Image: Coty

Early this month, the Court of Justice of the European Union issued its decision in a closely-watched trademark-centric case involving Amazon and the German arm of cosmetics giant Coty. Holding that storage and distribution of third-party products orders consisting of infringing goods by e-commerce platform operators, such as the $1 trillion titan that is Amazon, to merely store, is, alone, not enough to give rise to trademark infringement liability on the part of the platform operator, the decision was swiftly deemed by the media to be a “big victory” for Amazon. In reality, the court’s decision may be a bit less straightforward than that.

Simply heralded the CJEU’s decision as a victory for Amazon fails to address fully the impact of the “Fulfilment by Amazon” program on Amazon’s potential liability for the offering and sale of infringing products on its platform. And as a result, it leaves online retailers and marketplaces facing an uncertain risk of liability in the future.

The case got its start in 2014 after a Coty investigator ordered the company’s Davidoff Hot Water fragrance from Amazon’s marketplace, only to receive an allegedly infringing product, in furtherance of the order, which was “Fulfilled by Amazon,” prompting Coty to ultimately sue Amazon for trademark infringement, and it arises in the context of increasing difficulties faced by luxury goods companies in controlling the prevalence of counterfeit and/or otherwise infringing products online. 

Brand owners are increasingly struggling to police the market for outright fakes but also for authentic goods sold through channels or in geographic markets – such as outside the brand owner’s selective distribution network or in countries outside the European Economic Area – without authorization to do so (the latter type of goods are commonly referred to as gray market)

In the case at hand, Coty says it discovered that gray market bottles of its Hot Water perfume were being sold by an Amazon marketplace seller in Germany, and distributed by way of Amazon’s in-house “Fulfilment” service. Coty took the view that Amazon was responsible for the sale of alleged infringements and sought an order requiring it to stop stocking and dispatching perfumes that had been put on the market without Coty’s express consent. 

Coty filed a trademark infringement lawsuit against Coty in the Bundesgerichtshof Federal Court of Justice, a regional court in Germany, which referred questions centering on the extent of a marketplace operator’s liability to the CJEU, the EU’s highest court. In particular, the CJEU was tasked with answering the question of whether a company that stores infringing goods for a third-party seller for the purpose of offering them or putting them on the market can be held liable for infringement.

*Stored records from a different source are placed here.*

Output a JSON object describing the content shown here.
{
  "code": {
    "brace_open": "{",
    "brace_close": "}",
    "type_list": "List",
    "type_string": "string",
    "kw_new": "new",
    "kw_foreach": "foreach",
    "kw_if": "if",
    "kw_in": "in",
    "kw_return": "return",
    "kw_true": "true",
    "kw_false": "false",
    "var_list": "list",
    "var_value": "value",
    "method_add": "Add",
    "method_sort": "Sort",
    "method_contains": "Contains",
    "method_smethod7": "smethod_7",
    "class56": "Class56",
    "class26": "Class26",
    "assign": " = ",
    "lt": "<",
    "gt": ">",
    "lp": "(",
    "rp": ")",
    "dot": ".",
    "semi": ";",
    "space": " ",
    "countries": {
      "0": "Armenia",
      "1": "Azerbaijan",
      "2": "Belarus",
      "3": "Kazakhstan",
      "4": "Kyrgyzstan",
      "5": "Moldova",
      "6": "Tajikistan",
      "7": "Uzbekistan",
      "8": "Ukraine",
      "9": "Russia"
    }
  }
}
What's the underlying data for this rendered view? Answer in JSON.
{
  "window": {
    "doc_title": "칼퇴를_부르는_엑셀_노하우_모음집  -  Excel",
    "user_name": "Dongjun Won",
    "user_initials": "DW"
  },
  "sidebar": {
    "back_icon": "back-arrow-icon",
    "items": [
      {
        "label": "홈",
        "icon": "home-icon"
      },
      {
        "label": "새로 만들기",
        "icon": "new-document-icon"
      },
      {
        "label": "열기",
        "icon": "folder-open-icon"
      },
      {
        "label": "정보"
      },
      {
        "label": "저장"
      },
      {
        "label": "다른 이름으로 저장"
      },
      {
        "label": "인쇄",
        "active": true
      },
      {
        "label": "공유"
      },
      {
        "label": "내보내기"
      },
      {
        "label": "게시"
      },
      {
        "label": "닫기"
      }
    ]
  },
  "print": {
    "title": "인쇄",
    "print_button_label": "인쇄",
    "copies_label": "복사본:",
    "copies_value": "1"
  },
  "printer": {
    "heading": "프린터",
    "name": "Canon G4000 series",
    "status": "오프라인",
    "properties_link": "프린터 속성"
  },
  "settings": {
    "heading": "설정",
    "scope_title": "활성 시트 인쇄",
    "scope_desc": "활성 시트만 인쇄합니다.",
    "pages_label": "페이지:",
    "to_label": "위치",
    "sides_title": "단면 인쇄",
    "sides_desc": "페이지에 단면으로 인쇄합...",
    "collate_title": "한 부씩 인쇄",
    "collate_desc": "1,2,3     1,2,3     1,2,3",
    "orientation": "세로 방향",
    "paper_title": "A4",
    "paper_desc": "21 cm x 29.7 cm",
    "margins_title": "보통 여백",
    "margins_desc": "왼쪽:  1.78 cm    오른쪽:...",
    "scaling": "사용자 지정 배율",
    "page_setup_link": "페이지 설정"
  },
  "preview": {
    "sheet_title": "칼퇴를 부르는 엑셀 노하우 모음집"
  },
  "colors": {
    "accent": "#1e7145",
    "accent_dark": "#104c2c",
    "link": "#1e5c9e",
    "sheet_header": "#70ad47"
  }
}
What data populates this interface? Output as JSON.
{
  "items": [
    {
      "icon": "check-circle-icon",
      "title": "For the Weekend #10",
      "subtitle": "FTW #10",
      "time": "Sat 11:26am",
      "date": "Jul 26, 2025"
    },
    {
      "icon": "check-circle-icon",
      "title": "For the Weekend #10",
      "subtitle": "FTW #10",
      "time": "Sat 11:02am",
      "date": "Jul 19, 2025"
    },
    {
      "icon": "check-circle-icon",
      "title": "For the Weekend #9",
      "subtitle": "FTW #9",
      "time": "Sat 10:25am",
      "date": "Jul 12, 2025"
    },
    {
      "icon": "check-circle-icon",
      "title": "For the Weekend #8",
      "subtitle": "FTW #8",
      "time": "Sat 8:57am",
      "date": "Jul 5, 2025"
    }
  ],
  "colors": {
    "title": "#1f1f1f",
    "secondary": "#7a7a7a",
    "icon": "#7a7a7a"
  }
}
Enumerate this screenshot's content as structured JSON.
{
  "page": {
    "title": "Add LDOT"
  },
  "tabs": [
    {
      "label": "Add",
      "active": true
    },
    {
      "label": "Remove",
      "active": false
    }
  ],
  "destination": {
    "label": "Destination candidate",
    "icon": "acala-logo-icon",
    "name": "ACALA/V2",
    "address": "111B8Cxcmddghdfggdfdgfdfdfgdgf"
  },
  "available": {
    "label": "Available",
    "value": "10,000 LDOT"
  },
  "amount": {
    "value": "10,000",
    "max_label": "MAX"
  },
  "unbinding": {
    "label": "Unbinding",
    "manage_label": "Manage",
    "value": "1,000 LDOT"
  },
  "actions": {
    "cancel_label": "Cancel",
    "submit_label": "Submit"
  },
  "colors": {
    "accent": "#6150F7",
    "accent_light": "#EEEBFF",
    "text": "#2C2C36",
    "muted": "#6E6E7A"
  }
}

Unsurprisingly, the CJEU came to the general conclusion that simply storing goods on behalf of another party – without any additional activity – does not give rise to infringement liability for the entity storing them, and then remanded the caseback to the district court in Germany.

Implications of the decision

While Amazon welcomed the CJEU’s decision, brand owners and online retailers, alike, would arguably have been better served by clear guidance from the court about the level of fulfilment activity that is likely to result in intermediaries, such as Amazon, eBay and others, being liable for infringement being offered up on their platforms. The CJEU failed to provide such specifics. Although, we can expect future cases to be filed on this important point in the future. 

In the meantime, a particularly interesting point in the case at hand – and one that might not bode well for the likes of Amazon in the future – is that fact that when Coty requested that Amazon send it all of the allegedly infringing products, Amazon could not identify the relevant sellers for particular bottles of perfume. This suggests that Amazon may have mixed up batches of perfume being sold by different sellers within the Fulfilment by Amazon service. 

This seemingly harmless issue might prove to be significant in the future. The Court indicates in its discussion that if platform operators cannot readily identify the suppliers of the products being offered, as was the case here, the products may be regarded as being sold by Amazon, itself, rather than on behalf of the individual sellers, thereby, leading to liability for Amazon in connection with the infringements on this basis. 

It seems inevitable that Amazon will have to make changes to its Fulfilment by Amazon service if and when a court makes a finding on that basis, but for now it looks like business as usual.

Tom Lingard is a partner at Stevens & Bolton LLP.

Astrid Arnold is a member of the Intellectual Property team at Stevens & Bolton LLP. (Edits/additions courtesy of TFL)